Source data
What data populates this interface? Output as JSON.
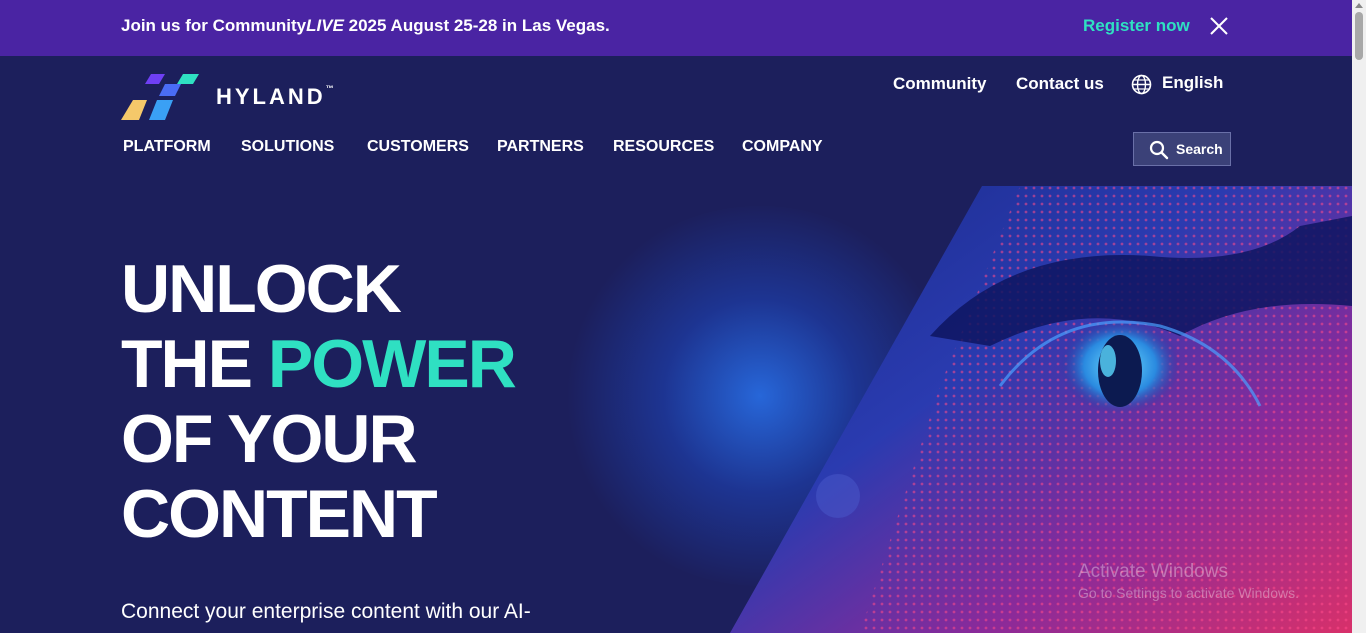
{
  "banner": {
    "text_prefix": "Join us for Community",
    "text_live": "LIVE",
    "text_suffix": " 2025 August 25-28 in Las Vegas.",
    "register_label": "Register now",
    "close_icon": "close-icon"
  },
  "header": {
    "logo_text": "HYLAND",
    "logo_tm": "™",
    "utility": {
      "community": "Community",
      "contact": "Contact us",
      "language": "English",
      "language_icon": "globe-icon"
    },
    "nav": [
      "PLATFORM",
      "SOLUTIONS",
      "CUSTOMERS",
      "PARTNERS",
      "RESOURCES",
      "COMPANY"
    ],
    "search_label": "Search",
    "search_icon": "search-icon"
  },
  "hero": {
    "title_line1": "UNLOCK",
    "title_line2_plain": "THE ",
    "title_line2_accent": "POWER",
    "title_line3": "OF YOUR",
    "title_line4": "CONTENT",
    "subtitle": "Connect your enterprise content with our AI-"
  },
  "watermark": {
    "title": "Activate Windows",
    "subtitle": "Go to Settings to activate Windows."
  },
  "colors": {
    "banner_bg": "#4a24a3",
    "header_bg": "#1c1f5c",
    "accent": "#2fe0c2",
    "text": "#ffffff"
  }
}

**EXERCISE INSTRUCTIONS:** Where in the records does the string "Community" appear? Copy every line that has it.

**REPLY TO THE TASK:**
    "text_prefix": "Join us for Community",
      "community": "Community",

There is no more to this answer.